The rise of militant jihadist organizations in the Middle East is often thought of in simplistic and blanketed terms. Unfortunately, diverse and distinct groups, such as Hezbollah and Hayat Tahrir al-Sham, are grouped into a single category, and are often explained in broad terms.
Angela Carter’s “The Bloody Chamber” is a touchstone of postmodern fairy tale revisions, deftly marrying the latent content of Charles Perrault’s “Bluebeard” with her entrancing and opulent prose. She boldly addresses the sexuality, gender relations, and biblical comparisons inherent in Perrault’s tale in her prose, particularly by blending allusions to Judeo-Christian figures with sadomasochistic practices. Carter expands upon these elements present in “Bluebeard,” while keeping her focus on the representation of villainous Bluebeard and his abuses towards the innocent bride.
Modernity is a concept, period, idea, etc., that has been explored ad nauseam. Defining it seems to be an impossible task; scholars have been debating when it began and when it ended (if it even ended at all) for at least 100 years.
Langston Hughes chronicled the spirit, fervor, and intensity of the Harlem Renaissance as only an artist can. In his short story collection, The Ways of White Folks, Hughes concerns himself with the downtrodden, the poor and lonely, the black and oppressed.
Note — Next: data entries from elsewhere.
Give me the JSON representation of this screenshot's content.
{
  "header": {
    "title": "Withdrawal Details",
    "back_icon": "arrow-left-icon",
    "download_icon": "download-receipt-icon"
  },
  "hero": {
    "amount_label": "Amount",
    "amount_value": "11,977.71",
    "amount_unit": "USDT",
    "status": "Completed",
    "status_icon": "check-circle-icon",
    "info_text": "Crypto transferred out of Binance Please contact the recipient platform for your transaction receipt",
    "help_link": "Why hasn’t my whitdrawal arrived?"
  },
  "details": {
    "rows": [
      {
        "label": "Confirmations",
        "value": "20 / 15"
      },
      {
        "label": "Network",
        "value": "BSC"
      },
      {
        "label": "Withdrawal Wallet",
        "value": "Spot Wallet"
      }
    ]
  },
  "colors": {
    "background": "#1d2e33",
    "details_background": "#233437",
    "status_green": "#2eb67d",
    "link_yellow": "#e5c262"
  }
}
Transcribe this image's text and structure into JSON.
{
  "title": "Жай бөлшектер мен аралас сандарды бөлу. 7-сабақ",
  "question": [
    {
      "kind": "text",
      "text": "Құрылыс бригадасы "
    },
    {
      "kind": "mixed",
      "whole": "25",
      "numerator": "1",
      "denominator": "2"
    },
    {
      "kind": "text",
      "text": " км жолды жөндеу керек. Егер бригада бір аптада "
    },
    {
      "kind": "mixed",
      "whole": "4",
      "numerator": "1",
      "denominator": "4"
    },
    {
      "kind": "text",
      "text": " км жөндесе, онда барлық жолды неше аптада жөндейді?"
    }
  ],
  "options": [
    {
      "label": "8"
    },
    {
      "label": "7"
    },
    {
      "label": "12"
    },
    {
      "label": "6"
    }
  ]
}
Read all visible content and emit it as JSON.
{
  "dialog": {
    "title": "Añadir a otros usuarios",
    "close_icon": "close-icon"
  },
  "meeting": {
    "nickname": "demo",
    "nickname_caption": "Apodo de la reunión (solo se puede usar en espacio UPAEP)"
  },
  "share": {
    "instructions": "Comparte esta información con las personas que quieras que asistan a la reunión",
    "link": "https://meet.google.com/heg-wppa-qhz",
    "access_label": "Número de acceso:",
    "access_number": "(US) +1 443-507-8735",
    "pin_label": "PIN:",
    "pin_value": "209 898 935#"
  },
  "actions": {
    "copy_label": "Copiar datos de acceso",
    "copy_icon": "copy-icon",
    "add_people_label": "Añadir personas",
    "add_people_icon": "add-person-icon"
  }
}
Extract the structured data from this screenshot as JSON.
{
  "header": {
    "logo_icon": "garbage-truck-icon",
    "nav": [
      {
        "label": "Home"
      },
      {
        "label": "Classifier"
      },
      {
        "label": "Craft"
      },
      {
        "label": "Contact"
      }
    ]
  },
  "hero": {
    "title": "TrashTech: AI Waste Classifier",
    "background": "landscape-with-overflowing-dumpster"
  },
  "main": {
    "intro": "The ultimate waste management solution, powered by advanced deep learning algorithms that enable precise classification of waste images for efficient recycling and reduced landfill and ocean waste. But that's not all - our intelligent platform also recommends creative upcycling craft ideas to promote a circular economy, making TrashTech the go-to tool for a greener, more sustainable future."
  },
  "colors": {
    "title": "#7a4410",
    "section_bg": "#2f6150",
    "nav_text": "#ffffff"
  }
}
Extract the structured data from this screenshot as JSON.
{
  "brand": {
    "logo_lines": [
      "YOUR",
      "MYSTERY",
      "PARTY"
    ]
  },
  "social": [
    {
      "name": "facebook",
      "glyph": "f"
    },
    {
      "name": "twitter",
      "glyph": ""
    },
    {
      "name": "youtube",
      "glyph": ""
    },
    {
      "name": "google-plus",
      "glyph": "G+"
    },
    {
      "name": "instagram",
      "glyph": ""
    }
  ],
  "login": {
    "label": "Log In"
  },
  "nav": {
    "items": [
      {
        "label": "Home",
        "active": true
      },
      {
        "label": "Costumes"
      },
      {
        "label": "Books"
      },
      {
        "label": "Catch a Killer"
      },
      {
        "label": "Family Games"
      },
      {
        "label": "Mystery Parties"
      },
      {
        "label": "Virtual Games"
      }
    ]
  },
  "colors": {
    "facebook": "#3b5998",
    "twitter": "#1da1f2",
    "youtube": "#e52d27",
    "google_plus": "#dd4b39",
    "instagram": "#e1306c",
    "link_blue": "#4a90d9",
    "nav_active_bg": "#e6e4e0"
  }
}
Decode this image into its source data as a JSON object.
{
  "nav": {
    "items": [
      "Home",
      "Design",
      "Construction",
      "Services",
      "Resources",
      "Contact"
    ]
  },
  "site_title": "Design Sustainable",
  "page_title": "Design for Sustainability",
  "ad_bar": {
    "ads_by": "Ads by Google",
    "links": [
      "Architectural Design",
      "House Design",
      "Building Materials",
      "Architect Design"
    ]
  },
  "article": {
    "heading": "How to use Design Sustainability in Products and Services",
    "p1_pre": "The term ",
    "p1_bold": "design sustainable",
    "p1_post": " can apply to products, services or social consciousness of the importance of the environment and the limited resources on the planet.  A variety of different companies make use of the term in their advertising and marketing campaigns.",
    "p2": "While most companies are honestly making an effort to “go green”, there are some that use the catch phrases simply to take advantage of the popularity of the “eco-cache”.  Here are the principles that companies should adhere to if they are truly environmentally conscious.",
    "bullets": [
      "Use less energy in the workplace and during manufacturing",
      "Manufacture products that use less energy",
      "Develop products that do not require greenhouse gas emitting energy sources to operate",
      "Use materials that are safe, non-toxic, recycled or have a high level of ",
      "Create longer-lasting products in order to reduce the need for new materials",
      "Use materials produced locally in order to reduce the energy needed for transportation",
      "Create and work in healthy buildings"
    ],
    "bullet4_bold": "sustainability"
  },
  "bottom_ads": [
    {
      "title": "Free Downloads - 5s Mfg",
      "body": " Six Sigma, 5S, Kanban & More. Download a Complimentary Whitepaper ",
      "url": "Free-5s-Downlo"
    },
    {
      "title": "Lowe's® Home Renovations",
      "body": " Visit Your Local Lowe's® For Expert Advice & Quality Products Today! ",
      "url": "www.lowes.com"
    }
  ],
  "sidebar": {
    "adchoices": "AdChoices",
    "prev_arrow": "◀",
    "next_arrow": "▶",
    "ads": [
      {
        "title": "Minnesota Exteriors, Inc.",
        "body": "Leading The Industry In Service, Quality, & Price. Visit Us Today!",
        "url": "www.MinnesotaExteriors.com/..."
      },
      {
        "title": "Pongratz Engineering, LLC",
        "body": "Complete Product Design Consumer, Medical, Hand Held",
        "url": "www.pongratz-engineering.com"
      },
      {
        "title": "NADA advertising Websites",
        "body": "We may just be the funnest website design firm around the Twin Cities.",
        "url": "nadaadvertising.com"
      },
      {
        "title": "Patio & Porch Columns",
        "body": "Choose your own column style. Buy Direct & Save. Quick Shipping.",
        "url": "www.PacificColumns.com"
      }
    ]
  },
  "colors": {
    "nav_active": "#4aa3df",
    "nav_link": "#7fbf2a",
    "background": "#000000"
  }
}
The transcendent insight into the human condition that crafts this anthology is unique to an author of genius.